• _Problem statement_:
When you come to a picture, pass over it, and set down the entries below exactly.

Data records:
== Segment start ==

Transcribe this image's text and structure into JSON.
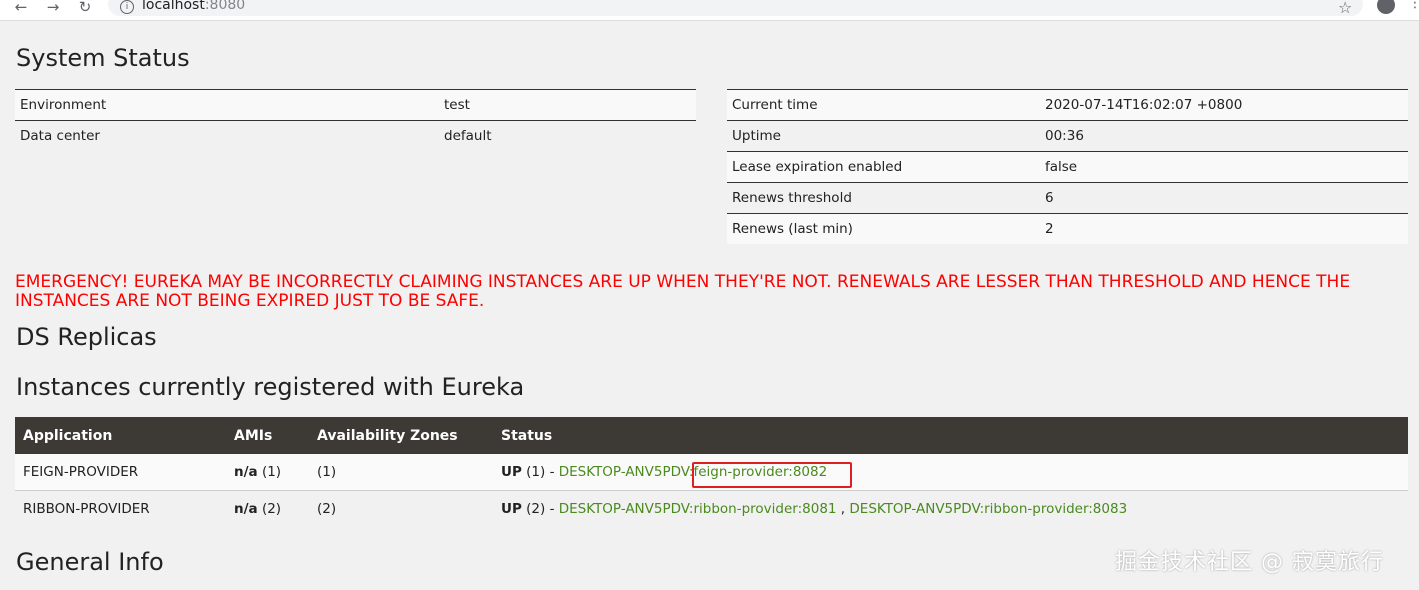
{
  "browser": {
    "back_icon": "←",
    "forward_icon": "→",
    "reload_icon": "↻",
    "url_host": "localhost",
    "url_port": ":8080",
    "star_icon": "☆",
    "menu_icon": "⋮"
  },
  "system_status": {
    "title": "System Status",
    "left_rows": [
      {
        "label": "Environment",
        "value": "test"
      },
      {
        "label": "Data center",
        "value": "default"
      }
    ],
    "right_rows": [
      {
        "label": "Current time",
        "value": "2020-07-14T16:02:07 +0800"
      },
      {
        "label": "Uptime",
        "value": "00:36"
      },
      {
        "label": "Lease expiration enabled",
        "value": "false"
      },
      {
        "label": "Renews threshold",
        "value": "6"
      },
      {
        "label": "Renews (last min)",
        "value": "2"
      }
    ]
  },
  "emergency": "EMERGENCY! EUREKA MAY BE INCORRECTLY CLAIMING INSTANCES ARE UP WHEN THEY'RE NOT. RENEWALS ARE LESSER THAN THRESHOLD AND HENCE THE INSTANCES ARE NOT BEING EXPIRED JUST TO BE SAFE.",
  "ds_replicas": {
    "title": "DS Replicas"
  },
  "instances": {
    "title": "Instances currently registered with Eureka",
    "headers": [
      "Application",
      "AMIs",
      "Availability Zones",
      "Status"
    ],
    "rows": [
      {
        "application": "FEIGN-PROVIDER",
        "amis_bold": "n/a",
        "amis_count": " (1)",
        "zones": "(1)",
        "status_bold": "UP",
        "status_prefix": " (1) - ",
        "links": [
          "DESKTOP-ANV5PDV:feign-provider:8082"
        ]
      },
      {
        "application": "RIBBON-PROVIDER",
        "amis_bold": "n/a",
        "amis_count": " (2)",
        "zones": "(2)",
        "status_bold": "UP",
        "status_prefix": " (2) - ",
        "links": [
          "DESKTOP-ANV5PDV:ribbon-provider:8081",
          "DESKTOP-ANV5PDV:ribbon-provider:8083"
        ],
        "link_separator": " , "
      }
    ]
  },
  "general_info": {
    "title": "General Info"
  },
  "watermark": "掘金技术社区 @ 寂寞旅行",
  "colors": {
    "emergency": "#ff0000",
    "link": "#4a8a1f",
    "table_header": "#3d3935",
    "highlight_box": "#e02020"
  }
}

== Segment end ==

• _Completed exercise_:
Transcribe this image's text and structure into JSON.
{
  "browser": {
    "back_icon": "←",
    "forward_icon": "→",
    "reload_icon": "↻",
    "url_host": "localhost",
    "url_port": ":8080",
    "star_icon": "☆",
    "menu_icon": "⋮"
  },
  "system_status": {
    "title": "System Status",
    "left_rows": [
      {
        "label": "Environment",
        "value": "test"
      },
      {
        "label": "Data center",
        "value": "default"
      }
    ],
    "right_rows": [
      {
        "label": "Current time",
        "value": "2020-07-14T16:02:07 +0800"
      },
      {
        "label": "Uptime",
        "value": "00:36"
      },
      {
        "label": "Lease expiration enabled",
        "value": "false"
      },
      {
        "label": "Renews threshold",
        "value": "6"
      },
      {
        "label": "Renews (last min)",
        "value": "2"
      }
    ]
  },
  "emergency": "EMERGENCY! EUREKA MAY BE INCORRECTLY CLAIMING INSTANCES ARE UP WHEN THEY'RE NOT. RENEWALS ARE LESSER THAN THRESHOLD AND HENCE THE INSTANCES ARE NOT BEING EXPIRED JUST TO BE SAFE.",
  "ds_replicas": {
    "title": "DS Replicas"
  },
  "instances": {
    "title": "Instances currently registered with Eureka",
    "headers": [
      "Application",
      "AMIs",
      "Availability Zones",
      "Status"
    ],
    "rows": [
      {
        "application": "FEIGN-PROVIDER",
        "amis_bold": "n/a",
        "amis_count": " (1)",
        "zones": "(1)",
        "status_bold": "UP",
        "status_prefix": " (1) - ",
        "links": [
          "DESKTOP-ANV5PDV:feign-provider:8082"
        ]
      },
      {
        "application": "RIBBON-PROVIDER",
        "amis_bold": "n/a",
        "amis_count": " (2)",
        "zones": "(2)",
        "status_bold": "UP",
        "status_prefix": " (2) - ",
        "links": [
          "DESKTOP-ANV5PDV:ribbon-provider:8081",
          "DESKTOP-ANV5PDV:ribbon-provider:8083"
        ],
        "link_separator": " , "
      }
    ]
  },
  "general_info": {
    "title": "General Info"
  },
  "watermark": "掘金技术社区 @ 寂寞旅行",
  "colors": {
    "emergency": "#ff0000",
    "link": "#4a8a1f",
    "table_header": "#3d3935",
    "highlight_box": "#e02020"
  }
}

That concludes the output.